Wind is structurally more complex. The grid has gone underground, only partially visible in the sparse, right-angled lines diagramming a nuclear reactor. The image at the painting's top center- the place traditionally reserved for angels, visions, the Resurrection or Ascension- is a painted window opening in the sky, its white curtains blowing around a vulval aperture from which a red umbilical cord emerges, attached on one side to a red, screaming newborn in a dark hospital towel and on the other to a strange little scene of two men, one a headless parachutist about to jump ("like being born but more conscious"). This cluster is balanced by a great multicolored wing (after Durer), a memory of Icarus. The near-symmetry of the upper section disappears at the bottom right, where the clouds part to reveal a ruined gray earth, a man turning away from an obsolete machine/bird head being struck by a gold-outlined tornado. The landscape is gray, devastated, industrial. (Robert Smithson would have loved these paintings.) Despite the intensity of each vignette, the images are spread serenely across the canvas in what feels like a limitless space.

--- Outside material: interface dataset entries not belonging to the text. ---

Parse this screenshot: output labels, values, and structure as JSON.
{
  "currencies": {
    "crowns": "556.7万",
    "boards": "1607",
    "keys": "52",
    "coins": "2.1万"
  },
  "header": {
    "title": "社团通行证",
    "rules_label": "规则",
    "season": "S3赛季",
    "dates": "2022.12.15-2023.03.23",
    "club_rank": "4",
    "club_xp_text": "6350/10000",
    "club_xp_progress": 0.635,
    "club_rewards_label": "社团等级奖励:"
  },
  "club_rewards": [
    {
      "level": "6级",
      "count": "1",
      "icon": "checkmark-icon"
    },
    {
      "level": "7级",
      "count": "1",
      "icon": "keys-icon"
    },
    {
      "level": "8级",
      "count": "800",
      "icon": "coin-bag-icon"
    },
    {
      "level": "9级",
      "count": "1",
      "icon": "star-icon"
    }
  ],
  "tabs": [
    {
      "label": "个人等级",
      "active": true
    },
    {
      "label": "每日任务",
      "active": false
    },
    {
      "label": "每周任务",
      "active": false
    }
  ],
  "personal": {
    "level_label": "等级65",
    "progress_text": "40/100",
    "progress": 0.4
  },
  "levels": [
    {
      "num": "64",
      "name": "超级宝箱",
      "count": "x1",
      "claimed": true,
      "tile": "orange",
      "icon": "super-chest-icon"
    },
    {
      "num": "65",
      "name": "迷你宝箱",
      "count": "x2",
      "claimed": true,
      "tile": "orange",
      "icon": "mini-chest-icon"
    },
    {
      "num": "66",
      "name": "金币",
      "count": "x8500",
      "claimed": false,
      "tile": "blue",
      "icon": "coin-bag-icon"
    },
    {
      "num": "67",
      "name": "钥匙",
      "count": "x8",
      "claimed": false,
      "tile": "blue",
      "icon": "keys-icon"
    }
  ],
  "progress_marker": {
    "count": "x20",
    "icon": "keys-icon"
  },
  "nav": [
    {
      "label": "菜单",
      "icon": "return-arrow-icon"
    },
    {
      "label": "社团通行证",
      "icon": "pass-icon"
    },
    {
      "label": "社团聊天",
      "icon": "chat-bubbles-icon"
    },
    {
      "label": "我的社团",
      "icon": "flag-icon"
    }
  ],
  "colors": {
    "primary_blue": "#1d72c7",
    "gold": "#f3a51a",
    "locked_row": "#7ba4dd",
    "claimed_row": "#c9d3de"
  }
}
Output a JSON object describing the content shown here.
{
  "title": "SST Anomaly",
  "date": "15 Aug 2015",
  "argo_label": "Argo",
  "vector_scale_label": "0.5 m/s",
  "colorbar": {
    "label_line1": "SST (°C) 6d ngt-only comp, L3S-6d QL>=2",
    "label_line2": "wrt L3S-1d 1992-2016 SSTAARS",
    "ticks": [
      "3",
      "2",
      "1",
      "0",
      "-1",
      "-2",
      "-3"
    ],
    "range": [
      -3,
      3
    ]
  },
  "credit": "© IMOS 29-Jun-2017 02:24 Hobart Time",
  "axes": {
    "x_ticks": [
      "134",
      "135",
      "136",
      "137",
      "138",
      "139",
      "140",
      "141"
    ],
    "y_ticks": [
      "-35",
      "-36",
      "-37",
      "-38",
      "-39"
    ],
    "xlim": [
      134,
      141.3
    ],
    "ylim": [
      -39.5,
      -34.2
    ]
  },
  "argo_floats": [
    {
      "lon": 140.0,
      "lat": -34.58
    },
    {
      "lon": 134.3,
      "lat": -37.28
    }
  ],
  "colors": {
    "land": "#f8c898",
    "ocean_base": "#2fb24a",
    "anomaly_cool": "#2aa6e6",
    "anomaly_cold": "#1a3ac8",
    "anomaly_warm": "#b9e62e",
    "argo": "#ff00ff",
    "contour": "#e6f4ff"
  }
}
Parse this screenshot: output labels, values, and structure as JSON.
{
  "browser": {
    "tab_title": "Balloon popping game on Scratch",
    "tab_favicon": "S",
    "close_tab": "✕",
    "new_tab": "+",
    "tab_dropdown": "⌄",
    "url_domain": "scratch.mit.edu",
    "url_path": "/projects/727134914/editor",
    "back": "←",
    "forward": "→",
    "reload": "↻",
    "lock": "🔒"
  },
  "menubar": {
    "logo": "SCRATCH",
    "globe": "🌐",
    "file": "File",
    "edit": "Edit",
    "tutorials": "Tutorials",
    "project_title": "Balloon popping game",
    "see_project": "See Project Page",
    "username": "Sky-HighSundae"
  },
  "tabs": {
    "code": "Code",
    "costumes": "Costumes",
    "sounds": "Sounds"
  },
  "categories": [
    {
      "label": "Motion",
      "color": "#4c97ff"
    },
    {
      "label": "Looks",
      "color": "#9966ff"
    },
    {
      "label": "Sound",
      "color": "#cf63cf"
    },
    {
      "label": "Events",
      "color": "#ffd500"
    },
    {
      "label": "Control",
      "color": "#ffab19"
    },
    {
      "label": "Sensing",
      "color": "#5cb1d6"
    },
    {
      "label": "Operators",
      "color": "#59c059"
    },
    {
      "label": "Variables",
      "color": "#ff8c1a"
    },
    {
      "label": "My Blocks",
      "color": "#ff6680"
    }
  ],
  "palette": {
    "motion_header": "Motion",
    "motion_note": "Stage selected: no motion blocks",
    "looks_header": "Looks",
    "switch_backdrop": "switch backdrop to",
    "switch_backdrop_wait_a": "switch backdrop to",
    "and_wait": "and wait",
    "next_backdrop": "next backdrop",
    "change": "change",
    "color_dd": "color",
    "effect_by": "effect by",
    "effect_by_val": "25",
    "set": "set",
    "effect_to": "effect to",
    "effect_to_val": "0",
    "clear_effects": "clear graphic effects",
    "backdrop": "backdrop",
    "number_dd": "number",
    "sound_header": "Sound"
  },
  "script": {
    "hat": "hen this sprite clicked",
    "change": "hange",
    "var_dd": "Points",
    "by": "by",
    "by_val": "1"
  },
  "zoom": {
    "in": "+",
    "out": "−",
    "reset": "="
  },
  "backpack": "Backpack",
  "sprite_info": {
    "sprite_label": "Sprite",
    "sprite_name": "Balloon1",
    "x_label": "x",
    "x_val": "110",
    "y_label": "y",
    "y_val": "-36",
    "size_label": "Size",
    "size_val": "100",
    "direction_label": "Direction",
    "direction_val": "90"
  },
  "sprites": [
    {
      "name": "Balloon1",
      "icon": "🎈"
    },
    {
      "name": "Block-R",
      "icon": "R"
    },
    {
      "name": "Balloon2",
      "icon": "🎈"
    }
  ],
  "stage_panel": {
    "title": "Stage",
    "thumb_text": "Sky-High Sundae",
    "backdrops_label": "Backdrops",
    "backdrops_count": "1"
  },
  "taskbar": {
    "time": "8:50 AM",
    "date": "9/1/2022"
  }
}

Wind, which makes synchronicity almost tangible, is one of Wojnarowicz's most transcendent paintings, emotion distilled. He made it during the period of the impending death of his best friend, photographer Peter Hujar, author of the compelling Portraits in Life and Death, whom he met when he was 26 and credits with being "in a great way responsible for everything that I've done... Essentially Peter was the audience for everything I did. It was like finding a member of one's tribe..."